The disappointing results of clinical trials will no longer be able to languish unpublished, thanks to rules released on 16 September by the US Department of Health and Human Services (HHS) and the US National Institutes of Health (NIH).
The long-awaited changes to the HHS clinical-trial disclosure laws requires, for the first time, that researchers report the design and results of all clinical trials and empowers the government to enforce penalties for those that do not comply. The NIH rules apply only to work done through agency grants, and include stricter reporting requirements for phase I trials. If institutions don’t follow the rules, the NIH could withdraw their funding.
“I think a lot of major universities just miss the point that if you do an experiment on a person and get consent, you really have the obligation to make the results known,” says Robert Califf, head of the US Food and Drug Administration (FDA). “This is fundamentally an ethical issue.”

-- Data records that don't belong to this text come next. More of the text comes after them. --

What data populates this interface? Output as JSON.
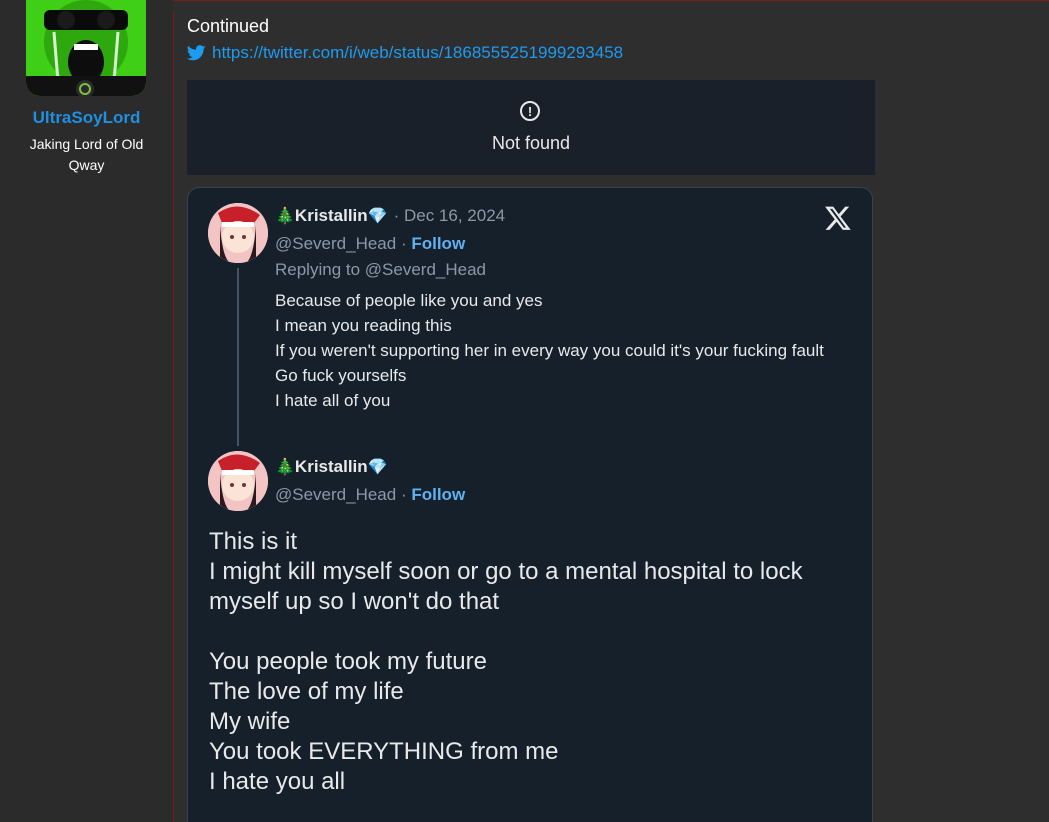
{
  "user": {
    "name": "UltraSoyLord",
    "title": "Jaking Lord of Old Qway"
  },
  "post": {
    "intro": "Continued",
    "link": "https://twitter.com/i/web/status/1868555251999293458",
    "not_found": "Not found"
  },
  "tweets": [
    {
      "emoji_before": "🎄",
      "name": "Kristallin",
      "emoji_after": "💎",
      "date": "· Dec 16, 2024",
      "handle": "@Severd_Head ·",
      "follow": "Follow",
      "reply_to": "Replying to @Severd_Head",
      "lines": [
        "Because of people like you and yes",
        "I mean you reading this",
        "If you weren't supporting her in every way you could it's your fucking fault",
        "Go fuck yourselfs",
        "I hate all of you"
      ]
    },
    {
      "emoji_before": "🎄",
      "name": "Kristallin",
      "emoji_after": "💎",
      "handle": "@Severd_Head ·",
      "follow": "Follow",
      "lines": [
        "This is it",
        "I might kill myself soon or go to a mental hospital to lock myself up so I won't do that",
        "",
        "You people took my future",
        "The love of my life",
        "My wife",
        "You took EVERYTHING from me",
        "I hate you all"
      ]
    }
  ],
  "colors": {
    "link": "#1d9bf0",
    "username": "#1f8fe0",
    "follow": "#5fb0f0",
    "embed_bg": "#15202b"
  },
  "icons": [
    "twitter-bird-icon",
    "alert-circle-icon",
    "x-logo-icon",
    "online-status-icon"
  ]
}
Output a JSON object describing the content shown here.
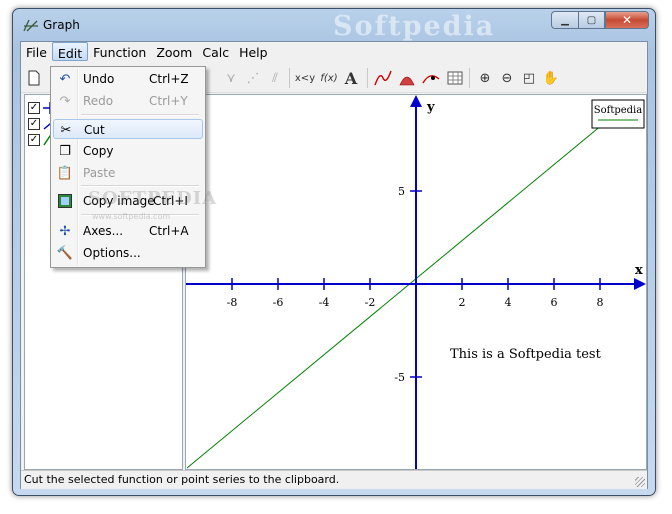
{
  "window": {
    "title": "Graph",
    "watermark": "Softpedia"
  },
  "menubar": [
    "File",
    "Edit",
    "Function",
    "Zoom",
    "Calc",
    "Help"
  ],
  "toolbar_icons": [
    "new-icon",
    "open-icon",
    "save-icon",
    "print-icon",
    "insert-function-icon",
    "insert-tangent-icon",
    "insert-shading-icon",
    "insert-point-series-icon",
    "insert-trendline-icon",
    "insert-relation-icon",
    "insert-label-icon",
    "calc-table-icon",
    "zoom-in-icon",
    "zoom-out-icon",
    "zoom-square-icon",
    "move-hand-icon"
  ],
  "toolbar_text": {
    "xy": "x<y",
    "fx": "f(x)",
    "A": "A"
  },
  "tree": {
    "items": [
      {
        "checked": true,
        "icon": "axes-icon"
      },
      {
        "checked": true,
        "icon": "function-icon"
      },
      {
        "checked": true,
        "icon": "line-icon"
      }
    ]
  },
  "edit_menu": {
    "items": [
      {
        "label": "Undo",
        "shortcut": "Ctrl+Z",
        "icon": "undo-icon",
        "enabled": true
      },
      {
        "label": "Redo",
        "shortcut": "Ctrl+Y",
        "icon": "redo-icon",
        "enabled": false
      },
      {
        "label": "Cut",
        "shortcut": "",
        "icon": "scissors-icon",
        "enabled": true,
        "highlighted": true
      },
      {
        "label": "Copy",
        "shortcut": "",
        "icon": "copy-icon",
        "enabled": true
      },
      {
        "label": "Paste",
        "shortcut": "",
        "icon": "paste-icon",
        "enabled": false
      },
      {
        "label": "Copy image",
        "shortcut": "Ctrl+I",
        "icon": "image-icon",
        "enabled": true
      },
      {
        "label": "Axes...",
        "shortcut": "Ctrl+A",
        "icon": "axes-icon",
        "enabled": true
      },
      {
        "label": "Options...",
        "shortcut": "",
        "icon": "hammer-icon",
        "enabled": true
      }
    ],
    "watermark": "SOFTPEDIA",
    "watermark_url": "www.softpedia.com"
  },
  "graph": {
    "x_axis_label": "x",
    "y_axis_label": "y",
    "x_ticks": [
      "-8",
      "-6",
      "-4",
      "-2",
      "2",
      "4",
      "6",
      "8"
    ],
    "y_ticks": [
      "5",
      "-5"
    ],
    "legend": "Softpedia",
    "annotation": "This is a Softpedia test",
    "function_color": "#008000",
    "axis_color": "#0000cc"
  },
  "statusbar": {
    "text": "Cut the selected function or point series to the clipboard."
  }
}
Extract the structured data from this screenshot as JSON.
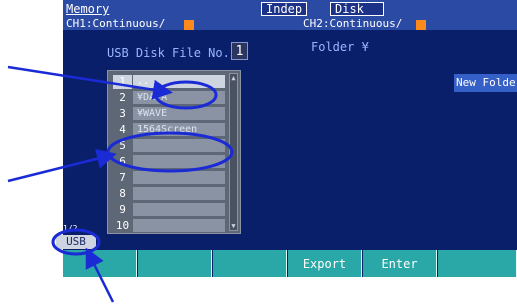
{
  "header": {
    "menu_title": "Memory",
    "mode_tag": "Indep",
    "device_tag": "Disk",
    "ch1_label": "CH1:Continuous/",
    "ch2_label": "CH2:Continuous/"
  },
  "file_panel": {
    "file_no_label": "USB Disk File No.",
    "file_no_value": "1",
    "folder_label": "Folder ¥",
    "new_folder_label": "New Folder"
  },
  "list": [
    {
      "num": "1",
      "name": "..",
      "selected": true
    },
    {
      "num": "2",
      "name": "¥DATA",
      "selected": false
    },
    {
      "num": "3",
      "name": "¥WAVE",
      "selected": false
    },
    {
      "num": "4",
      "name": "1564Screen",
      "selected": false
    },
    {
      "num": "5",
      "name": "",
      "selected": false
    },
    {
      "num": "6",
      "name": "",
      "selected": false
    },
    {
      "num": "7",
      "name": "",
      "selected": false
    },
    {
      "num": "8",
      "name": "",
      "selected": false
    },
    {
      "num": "9",
      "name": "",
      "selected": false
    },
    {
      "num": "10",
      "name": "",
      "selected": false
    }
  ],
  "usb_label": "USB",
  "usb_indicator": "1/2",
  "softkeys": [
    "",
    "",
    "",
    "Export",
    "Enter",
    ""
  ],
  "colors": {
    "screen_bg": "#0a1f6a",
    "softkey_bg": "#2aa7a7",
    "annotation": "#1a2bd6",
    "ch_marker": "#ff8a1c"
  }
}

Both sets of rules are intended to crack down on the large number of clinical trials that are conducted but never reported. They go into effect on 18 January, and researchers will have 90 days to comply.
Under a 2007 law, researchers conducting trials with human subjects had to register their study with an HHS website called ClinicalTrials.gov before they started their work. The site, which has more than 225,000 entries, is the largest such repository in the world. At the time, researchers had to include information about their methods and results, but there were so many exceptions and loopholes — such as trials that obtained FDA approval for their therapies could register after the fact — the law was hard to enforce.
That ambiguity …